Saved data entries
◇ ◇ ◇

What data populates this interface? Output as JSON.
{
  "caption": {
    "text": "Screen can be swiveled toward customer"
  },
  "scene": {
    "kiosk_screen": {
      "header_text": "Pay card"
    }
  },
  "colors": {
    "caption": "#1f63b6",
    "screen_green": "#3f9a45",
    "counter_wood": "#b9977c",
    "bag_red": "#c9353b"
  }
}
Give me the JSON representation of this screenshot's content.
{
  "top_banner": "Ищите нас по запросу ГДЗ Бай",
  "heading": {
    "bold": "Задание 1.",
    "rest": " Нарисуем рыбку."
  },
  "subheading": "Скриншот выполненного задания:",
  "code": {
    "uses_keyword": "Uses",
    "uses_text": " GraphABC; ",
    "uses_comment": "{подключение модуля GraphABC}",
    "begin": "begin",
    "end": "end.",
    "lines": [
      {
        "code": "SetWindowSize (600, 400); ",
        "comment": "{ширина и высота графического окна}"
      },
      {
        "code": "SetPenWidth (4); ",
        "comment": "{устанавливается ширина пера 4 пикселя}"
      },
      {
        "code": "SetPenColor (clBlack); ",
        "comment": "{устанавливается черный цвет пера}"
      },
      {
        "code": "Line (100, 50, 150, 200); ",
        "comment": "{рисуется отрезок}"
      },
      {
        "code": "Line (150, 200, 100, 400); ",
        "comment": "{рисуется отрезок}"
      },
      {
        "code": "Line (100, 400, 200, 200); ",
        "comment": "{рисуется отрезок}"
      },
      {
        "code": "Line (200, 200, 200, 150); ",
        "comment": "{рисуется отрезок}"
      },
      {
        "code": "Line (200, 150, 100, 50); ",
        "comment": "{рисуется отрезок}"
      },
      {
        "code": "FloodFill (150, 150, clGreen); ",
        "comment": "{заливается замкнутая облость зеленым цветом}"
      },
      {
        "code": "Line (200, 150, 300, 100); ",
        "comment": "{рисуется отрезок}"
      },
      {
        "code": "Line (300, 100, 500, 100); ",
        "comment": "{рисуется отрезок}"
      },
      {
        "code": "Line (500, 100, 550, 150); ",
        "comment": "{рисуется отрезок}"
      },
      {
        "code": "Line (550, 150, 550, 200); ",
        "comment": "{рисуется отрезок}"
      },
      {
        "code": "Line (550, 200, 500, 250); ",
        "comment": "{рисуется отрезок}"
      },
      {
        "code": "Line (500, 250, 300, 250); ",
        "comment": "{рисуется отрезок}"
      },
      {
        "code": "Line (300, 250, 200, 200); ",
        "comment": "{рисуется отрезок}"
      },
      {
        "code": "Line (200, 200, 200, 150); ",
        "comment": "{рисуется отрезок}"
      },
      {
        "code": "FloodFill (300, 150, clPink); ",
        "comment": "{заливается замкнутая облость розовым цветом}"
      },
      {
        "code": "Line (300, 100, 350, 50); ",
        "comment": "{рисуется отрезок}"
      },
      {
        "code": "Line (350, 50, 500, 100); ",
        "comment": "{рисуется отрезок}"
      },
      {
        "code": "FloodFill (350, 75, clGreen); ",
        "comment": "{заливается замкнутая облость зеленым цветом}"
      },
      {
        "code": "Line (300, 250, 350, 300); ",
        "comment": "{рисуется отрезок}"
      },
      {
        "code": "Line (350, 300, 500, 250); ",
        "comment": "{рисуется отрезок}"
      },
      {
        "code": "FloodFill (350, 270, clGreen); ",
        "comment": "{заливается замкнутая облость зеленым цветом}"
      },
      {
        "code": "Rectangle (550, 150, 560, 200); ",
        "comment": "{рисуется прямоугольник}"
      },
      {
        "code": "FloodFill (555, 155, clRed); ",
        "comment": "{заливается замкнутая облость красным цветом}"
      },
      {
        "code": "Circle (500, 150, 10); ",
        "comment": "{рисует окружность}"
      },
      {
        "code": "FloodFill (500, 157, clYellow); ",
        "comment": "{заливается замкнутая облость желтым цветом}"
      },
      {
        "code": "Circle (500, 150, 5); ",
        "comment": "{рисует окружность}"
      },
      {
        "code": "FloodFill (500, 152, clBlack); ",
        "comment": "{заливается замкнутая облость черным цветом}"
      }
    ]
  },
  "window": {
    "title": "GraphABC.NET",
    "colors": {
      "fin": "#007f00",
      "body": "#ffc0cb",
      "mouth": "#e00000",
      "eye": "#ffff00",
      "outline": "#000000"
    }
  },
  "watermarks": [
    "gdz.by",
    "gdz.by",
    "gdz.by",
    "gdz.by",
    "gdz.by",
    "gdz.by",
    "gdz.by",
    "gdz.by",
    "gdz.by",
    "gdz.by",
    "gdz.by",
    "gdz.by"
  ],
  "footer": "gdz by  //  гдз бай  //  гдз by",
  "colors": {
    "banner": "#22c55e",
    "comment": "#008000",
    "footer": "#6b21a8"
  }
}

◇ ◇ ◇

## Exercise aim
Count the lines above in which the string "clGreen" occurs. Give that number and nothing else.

## Your solution
3